Knowing that my students and their parents are both figuring out how to travel through uncharted territory is part of the reason that I write a weekly parent newsletter.
- It lets parents know about the things we are doing in class. It is a chance for them to hear about the math and about the why behind what we are doing. I use Connected Math, a constructivist curriculum, as my primary curriculum. The curriculum is very different than what most parents experienced. Many of them expect to see a math class that tells how to do something, gives examples of it being done, and then has students practice the skill. Since that is not what they get with CMP, the weekly newsletter is a chance for me to explain to parents what the big ideas are in the week’s lessons and why we are doing it this way.
- It lets parents see that I build in intentional review as a regular part of each day. This lets them know that we are going to keep working on something until every student has mastered it even if the main thrust of the lesson has moved on to new ideas.
- It lets parents know when important upcoming events are scheduled. They get a reminder in their inbox that there is a test coming up so they can give a friendly reminder to their student that perhaps it would be a good idea to study instead of playing Pokemon Go. While I have these dates posted on the calendar on my school website, not everyone checks it regularly. They all seem to check their email, though.

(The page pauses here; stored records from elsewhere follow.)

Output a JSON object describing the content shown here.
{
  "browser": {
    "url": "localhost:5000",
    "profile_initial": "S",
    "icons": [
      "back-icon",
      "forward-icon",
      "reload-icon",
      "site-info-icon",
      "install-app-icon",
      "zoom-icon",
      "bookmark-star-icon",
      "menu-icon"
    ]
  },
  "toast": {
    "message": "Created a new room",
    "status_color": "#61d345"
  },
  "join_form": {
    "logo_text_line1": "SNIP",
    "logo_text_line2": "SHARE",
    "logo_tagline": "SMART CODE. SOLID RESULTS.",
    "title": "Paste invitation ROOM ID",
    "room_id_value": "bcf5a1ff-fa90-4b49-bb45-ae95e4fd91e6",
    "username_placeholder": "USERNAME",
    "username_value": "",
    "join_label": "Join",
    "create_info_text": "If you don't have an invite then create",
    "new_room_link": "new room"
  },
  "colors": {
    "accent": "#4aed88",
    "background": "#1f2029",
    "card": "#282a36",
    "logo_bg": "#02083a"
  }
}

- Most importantly, it lets parents know that they are important to me. The fact that I take the time to write the newsletter every week speaks to the fact that I value them and their role in their student’s education. Letting them know that in a very tangible way helps to reinforce the message that we are a team, that we both want the best for their student.